Data records for software interfaces:
---+---

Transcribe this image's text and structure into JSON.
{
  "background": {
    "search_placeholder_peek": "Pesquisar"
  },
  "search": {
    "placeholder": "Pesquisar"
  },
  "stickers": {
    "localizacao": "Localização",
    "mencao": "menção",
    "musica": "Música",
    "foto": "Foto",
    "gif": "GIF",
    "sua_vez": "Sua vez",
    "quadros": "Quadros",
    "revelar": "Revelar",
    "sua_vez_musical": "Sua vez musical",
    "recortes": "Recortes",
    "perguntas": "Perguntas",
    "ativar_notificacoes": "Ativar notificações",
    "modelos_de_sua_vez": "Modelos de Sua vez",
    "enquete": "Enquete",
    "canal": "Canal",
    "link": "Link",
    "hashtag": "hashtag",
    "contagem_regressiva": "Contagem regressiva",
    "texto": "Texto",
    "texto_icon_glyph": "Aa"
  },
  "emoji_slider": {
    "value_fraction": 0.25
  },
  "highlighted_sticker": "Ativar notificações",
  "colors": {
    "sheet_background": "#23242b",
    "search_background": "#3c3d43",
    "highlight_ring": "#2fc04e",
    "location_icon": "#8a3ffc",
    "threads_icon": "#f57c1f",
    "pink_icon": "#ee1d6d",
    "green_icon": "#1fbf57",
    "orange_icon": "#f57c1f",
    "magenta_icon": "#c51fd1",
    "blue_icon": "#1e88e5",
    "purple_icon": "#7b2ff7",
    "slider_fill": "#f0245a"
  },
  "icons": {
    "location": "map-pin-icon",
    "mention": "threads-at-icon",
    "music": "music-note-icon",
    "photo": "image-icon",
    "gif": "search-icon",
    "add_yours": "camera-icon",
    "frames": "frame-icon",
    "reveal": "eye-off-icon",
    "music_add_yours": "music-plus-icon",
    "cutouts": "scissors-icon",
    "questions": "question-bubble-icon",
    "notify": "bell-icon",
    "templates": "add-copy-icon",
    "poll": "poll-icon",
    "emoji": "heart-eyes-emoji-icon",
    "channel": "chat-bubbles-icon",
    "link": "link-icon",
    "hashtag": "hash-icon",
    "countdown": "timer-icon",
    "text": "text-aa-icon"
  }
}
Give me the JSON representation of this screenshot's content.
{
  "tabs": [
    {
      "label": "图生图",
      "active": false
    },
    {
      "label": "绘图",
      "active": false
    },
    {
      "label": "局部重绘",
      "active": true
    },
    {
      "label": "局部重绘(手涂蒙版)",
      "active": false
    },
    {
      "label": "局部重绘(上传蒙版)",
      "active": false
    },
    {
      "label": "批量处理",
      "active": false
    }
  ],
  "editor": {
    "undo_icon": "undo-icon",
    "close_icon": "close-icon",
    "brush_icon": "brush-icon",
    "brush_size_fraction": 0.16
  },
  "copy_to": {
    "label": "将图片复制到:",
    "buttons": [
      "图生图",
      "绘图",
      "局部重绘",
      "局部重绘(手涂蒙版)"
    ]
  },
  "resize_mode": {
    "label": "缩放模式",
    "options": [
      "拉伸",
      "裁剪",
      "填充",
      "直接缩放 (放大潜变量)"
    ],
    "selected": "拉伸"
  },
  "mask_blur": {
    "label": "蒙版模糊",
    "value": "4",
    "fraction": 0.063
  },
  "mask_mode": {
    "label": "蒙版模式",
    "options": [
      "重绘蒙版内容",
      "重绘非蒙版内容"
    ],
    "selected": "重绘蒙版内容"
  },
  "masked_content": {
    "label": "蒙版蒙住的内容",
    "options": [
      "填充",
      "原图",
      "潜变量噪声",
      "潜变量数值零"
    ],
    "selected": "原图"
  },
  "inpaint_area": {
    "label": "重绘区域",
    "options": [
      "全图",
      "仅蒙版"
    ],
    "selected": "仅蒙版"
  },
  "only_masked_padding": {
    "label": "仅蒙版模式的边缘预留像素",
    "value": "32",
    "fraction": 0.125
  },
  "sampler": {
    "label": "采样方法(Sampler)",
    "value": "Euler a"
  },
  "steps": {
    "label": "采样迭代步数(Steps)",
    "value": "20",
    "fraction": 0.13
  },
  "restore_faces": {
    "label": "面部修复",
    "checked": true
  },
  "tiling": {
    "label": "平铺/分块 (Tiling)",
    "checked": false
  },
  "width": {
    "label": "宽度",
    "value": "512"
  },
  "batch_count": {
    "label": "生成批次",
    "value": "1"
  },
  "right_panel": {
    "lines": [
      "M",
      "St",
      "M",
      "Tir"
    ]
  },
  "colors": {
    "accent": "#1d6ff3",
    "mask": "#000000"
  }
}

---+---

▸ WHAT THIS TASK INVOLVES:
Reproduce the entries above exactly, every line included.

▸ YOUR SOLUTION:
Transcribe this image's text and structure into JSON.
{
  "background": {
    "search_placeholder_peek": "Pesquisar"
  },
  "search": {
    "placeholder": "Pesquisar"
  },
  "stickers": {
    "localizacao": "Localização",
    "mencao": "menção",
    "musica": "Música",
    "foto": "Foto",
    "gif": "GIF",
    "sua_vez": "Sua vez",
    "quadros": "Quadros",
    "revelar": "Revelar",
    "sua_vez_musical": "Sua vez musical",
    "recortes": "Recortes",
    "perguntas": "Perguntas",
    "ativar_notificacoes": "Ativar notificações",
    "modelos_de_sua_vez": "Modelos de Sua vez",
    "enquete": "Enquete",
    "canal": "Canal",
    "link": "Link",
    "hashtag": "hashtag",
    "contagem_regressiva": "Contagem regressiva",
    "texto": "Texto",
    "texto_icon_glyph": "Aa"
  },
  "emoji_slider": {
    "value_fraction": 0.25
  },
  "highlighted_sticker": "Ativar notificações",
  "colors": {
    "sheet_background": "#23242b",
    "search_background": "#3c3d43",
    "highlight_ring": "#2fc04e",
    "location_icon": "#8a3ffc",
    "threads_icon": "#f57c1f",
    "pink_icon": "#ee1d6d",
    "green_icon": "#1fbf57",
    "orange_icon": "#f57c1f",
    "magenta_icon": "#c51fd1",
    "blue_icon": "#1e88e5",
    "purple_icon": "#7b2ff7",
    "slider_fill": "#f0245a"
  },
  "icons": {
    "location": "map-pin-icon",
    "mention": "threads-at-icon",
    "music": "music-note-icon",
    "photo": "image-icon",
    "gif": "search-icon",
    "add_yours": "camera-icon",
    "frames": "frame-icon",
    "reveal": "eye-off-icon",
    "music_add_yours": "music-plus-icon",
    "cutouts": "scissors-icon",
    "questions": "question-bubble-icon",
    "notify": "bell-icon",
    "templates": "add-copy-icon",
    "poll": "poll-icon",
    "emoji": "heart-eyes-emoji-icon",
    "channel": "chat-bubbles-icon",
    "link": "link-icon",
    "hashtag": "hash-icon",
    "countdown": "timer-icon",
    "text": "text-aa-icon"
  }
}
Give me the JSON representation of this screenshot's content.
{
  "tabs": [
    {
      "label": "图生图",
      "active": false
    },
    {
      "label": "绘图",
      "active": false
    },
    {
      "label": "局部重绘",
      "active": true
    },
    {
      "label": "局部重绘(手涂蒙版)",
      "active": false
    },
    {
      "label": "局部重绘(上传蒙版)",
      "active": false
    },
    {
      "label": "批量处理",
      "active": false
    }
  ],
  "editor": {
    "undo_icon": "undo-icon",
    "close_icon": "close-icon",
    "brush_icon": "brush-icon",
    "brush_size_fraction": 0.16
  },
  "copy_to": {
    "label": "将图片复制到:",
    "buttons": [
      "图生图",
      "绘图",
      "局部重绘",
      "局部重绘(手涂蒙版)"
    ]
  },
  "resize_mode": {
    "label": "缩放模式",
    "options": [
      "拉伸",
      "裁剪",
      "填充",
      "直接缩放 (放大潜变量)"
    ],
    "selected": "拉伸"
  },
  "mask_blur": {
    "label": "蒙版模糊",
    "value": "4",
    "fraction": 0.063
  },
  "mask_mode": {
    "label": "蒙版模式",
    "options": [
      "重绘蒙版内容",
      "重绘非蒙版内容"
    ],
    "selected": "重绘蒙版内容"
  },
  "masked_content": {
    "label": "蒙版蒙住的内容",
    "options": [
      "填充",
      "原图",
      "潜变量噪声",
      "潜变量数值零"
    ],
    "selected": "原图"
  },
  "inpaint_area": {
    "label": "重绘区域",
    "options": [
      "全图",
      "仅蒙版"
    ],
    "selected": "仅蒙版"
  },
  "only_masked_padding": {
    "label": "仅蒙版模式的边缘预留像素",
    "value": "32",
    "fraction": 0.125
  },
  "sampler": {
    "label": "采样方法(Sampler)",
    "value": "Euler a"
  },
  "steps": {
    "label": "采样迭代步数(Steps)",
    "value": "20",
    "fraction": 0.13
  },
  "restore_faces": {
    "label": "面部修复",
    "checked": true
  },
  "tiling": {
    "label": "平铺/分块 (Tiling)",
    "checked": false
  },
  "width": {
    "label": "宽度",
    "value": "512"
  },
  "batch_count": {
    "label": "生成批次",
    "value": "1"
  },
  "right_panel": {
    "lines": [
      "M",
      "St",
      "M",
      "Tir"
    ]
  },
  "colors": {
    "accent": "#1d6ff3",
    "mask": "#000000"
  }
}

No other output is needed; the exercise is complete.